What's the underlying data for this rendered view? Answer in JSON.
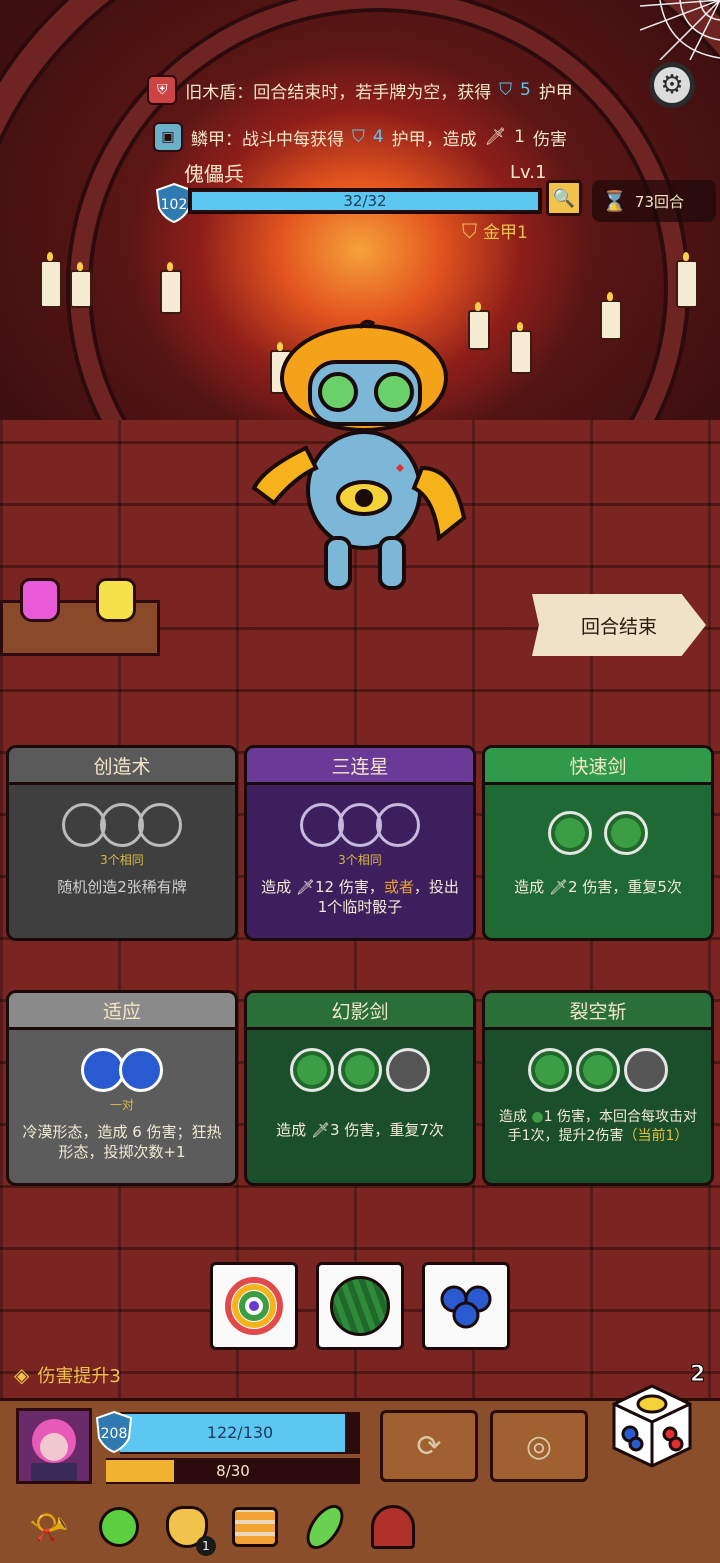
{
  "buffs": [
    {
      "icon": "shield-broken-icon",
      "text_a": "旧木盾：回合结束时，若手牌为空，获得",
      "num": "5",
      "text_b": "护甲"
    },
    {
      "icon": "scale-armor-icon",
      "text_a": "鳞甲：战斗中每获得",
      "num": "4",
      "text_b": "护甲，造成",
      "dmg": "1",
      "text_c": "伤害"
    }
  ],
  "enemy": {
    "name": "傀儡兵",
    "level": "Lv.1",
    "armor": "102",
    "armor_sub": "1",
    "hp_text": "32/32",
    "hp_fraction": 1.0,
    "status": "金甲1"
  },
  "turns": "73回合",
  "end_turn": "回合结束",
  "cards": [
    {
      "title": "创造术",
      "req": "3个相同",
      "desc": "随机创造2张稀有牌",
      "color": "gray"
    },
    {
      "title": "三连星",
      "req": "3个相同",
      "desc_a": "造成",
      "dmg": "12",
      "desc_b": "伤害，",
      "highlight": "或者",
      "desc_c": "，投出1个临时骰子",
      "color": "purple"
    },
    {
      "title": "快速剑",
      "req": "",
      "desc_a": "造成",
      "dmg": "2",
      "desc_b": "伤害，重复5次",
      "color": "green"
    },
    {
      "title": "适应",
      "req": "一对",
      "desc": "冷漠形态，造成 6 伤害；狂热形态，投掷次数+1",
      "color": "lgray"
    },
    {
      "title": "幻影剑",
      "req": "",
      "desc_a": "造成",
      "dmg": "3",
      "desc_b": "伤害，重复7次",
      "color": "dgreen"
    },
    {
      "title": "裂空斩",
      "req": "",
      "desc_a": "造成",
      "dmg": "1",
      "desc_b": "伤害，本回合每攻击对手1次，提升2伤害",
      "highlight": "（当前1）",
      "color": "dgreen"
    }
  ],
  "dice": [
    "rainbow-swirl-icon",
    "watermelon-icon",
    "blueberry-icon"
  ],
  "damage_up": "伤害提升3",
  "dice_remaining": "2",
  "player": {
    "armor": "208",
    "hp_text": "122/130",
    "hp_fraction": 0.938,
    "xp_text": "8/30",
    "xp_fraction": 0.267
  },
  "relics": [
    "horn-icon",
    "green-potion-icon",
    "coin-bag-icon",
    "sweater-icon",
    "feather-icon",
    "hood-icon"
  ],
  "relic_badge": "1"
}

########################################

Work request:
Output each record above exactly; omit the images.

Answer to the exercise:
What's the underlying data for this rendered view? Answer in JSON.
{
  "buffs": [
    {
      "icon": "shield-broken-icon",
      "text_a": "旧木盾：回合结束时，若手牌为空，获得",
      "num": "5",
      "text_b": "护甲"
    },
    {
      "icon": "scale-armor-icon",
      "text_a": "鳞甲：战斗中每获得",
      "num": "4",
      "text_b": "护甲，造成",
      "dmg": "1",
      "text_c": "伤害"
    }
  ],
  "enemy": {
    "name": "傀儡兵",
    "level": "Lv.1",
    "armor": "102",
    "armor_sub": "1",
    "hp_text": "32/32",
    "hp_fraction": 1.0,
    "status": "金甲1"
  },
  "turns": "73回合",
  "end_turn": "回合结束",
  "cards": [
    {
      "title": "创造术",
      "req": "3个相同",
      "desc": "随机创造2张稀有牌",
      "color": "gray"
    },
    {
      "title": "三连星",
      "req": "3个相同",
      "desc_a": "造成",
      "dmg": "12",
      "desc_b": "伤害，",
      "highlight": "或者",
      "desc_c": "，投出1个临时骰子",
      "color": "purple"
    },
    {
      "title": "快速剑",
      "req": "",
      "desc_a": "造成",
      "dmg": "2",
      "desc_b": "伤害，重复5次",
      "color": "green"
    },
    {
      "title": "适应",
      "req": "一对",
      "desc": "冷漠形态，造成 6 伤害；狂热形态，投掷次数+1",
      "color": "lgray"
    },
    {
      "title": "幻影剑",
      "req": "",
      "desc_a": "造成",
      "dmg": "3",
      "desc_b": "伤害，重复7次",
      "color": "dgreen"
    },
    {
      "title": "裂空斩",
      "req": "",
      "desc_a": "造成",
      "dmg": "1",
      "desc_b": "伤害，本回合每攻击对手1次，提升2伤害",
      "highlight": "（当前1）",
      "color": "dgreen"
    }
  ],
  "dice": [
    "rainbow-swirl-icon",
    "watermelon-icon",
    "blueberry-icon"
  ],
  "damage_up": "伤害提升3",
  "dice_remaining": "2",
  "player": {
    "armor": "208",
    "hp_text": "122/130",
    "hp_fraction": 0.938,
    "xp_text": "8/30",
    "xp_fraction": 0.267
  },
  "relics": [
    "horn-icon",
    "green-potion-icon",
    "coin-bag-icon",
    "sweater-icon",
    "feather-icon",
    "hood-icon"
  ],
  "relic_badge": "1"
}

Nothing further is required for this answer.